“She does more pull-ups, more crunches and has a faster run time than most of my males,” said Lail.
On Palacio’s birthday, she received the news she had been waiting for, she would be going to the military entrance processing station in Charlotte, N.C., to officially swear in as part of the United States Marine Corps.
“I cried like a little girl,” said Palacio.
Her four year battle was finally over and a new four-year journey was just beginning. She enlisted as an aviation mechanic and left for recruit training at MCRD Parris Island on March 10, 2014.
Palacio excelled at boot camp.

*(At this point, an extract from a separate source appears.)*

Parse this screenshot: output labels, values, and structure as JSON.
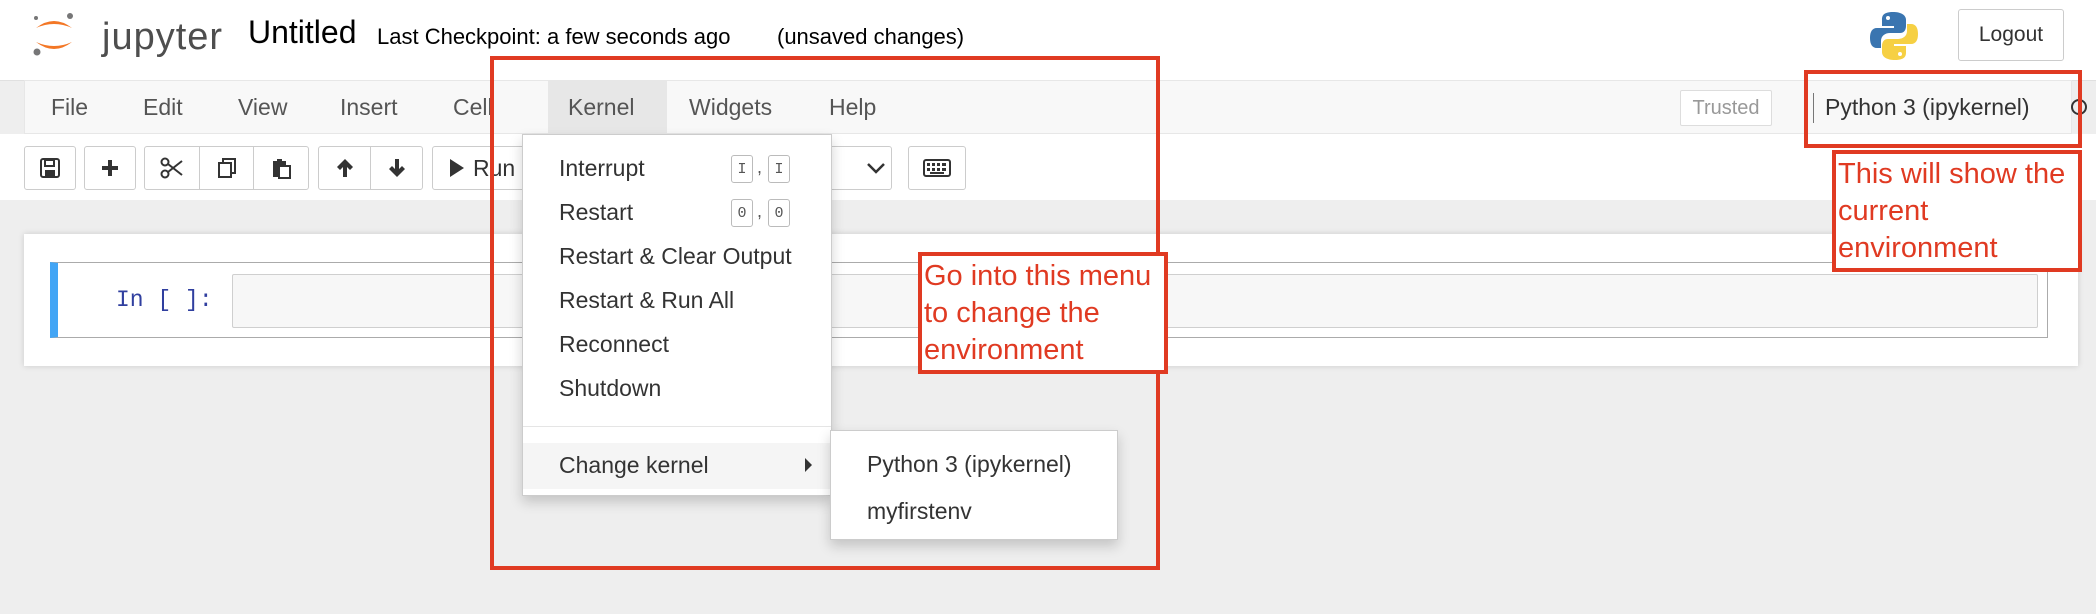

Thanks to her years of prep, she earned two perfect scores on her physical fitness test and combat fitness test, making her the second most physically fit recruit in her company.
Her excitement to finally make it to boot camp carried her through and she received her Eagle, Globe and Anchor, the symbol of becoming a Marine, on May 30, 2014, in front of the Iwo Jima Memorial.
“I cried at the ceremony,” said Palacio. “I just about drowned in tears. It was so surreal and it took a while for it to sink in.”
Troupe-Jones says that she never doubted Palacio’s ability to achieve her goal and that Palacio never gave up on herself. Through all the hurdles and set-backs Troupe-Jones and her family kept pushing Palacio and she kept going forward.
“A lot of other people told me to give up,” said Palacio. “I said ‘no,’ not until Jesus himself tells me I cannot.”
Lail added that he was very proud of Palacio and impressed by her perseverance.
“She was the most driven poolee I have ever seen,” said Lail. “Seeing her as a Marine is an accomplishment. It makes me feel very successful and makes all the hard work worth it.”
Palacio says she plans on staying in the Marine Corps as long as they will keep her. She is now on recruiter’s assistance, a program that lets young Marines work at a recruiting sub-station while at home instead of using leave. It will be her job to find young people just like her before she continues on with her training and what will hopefully be a long career.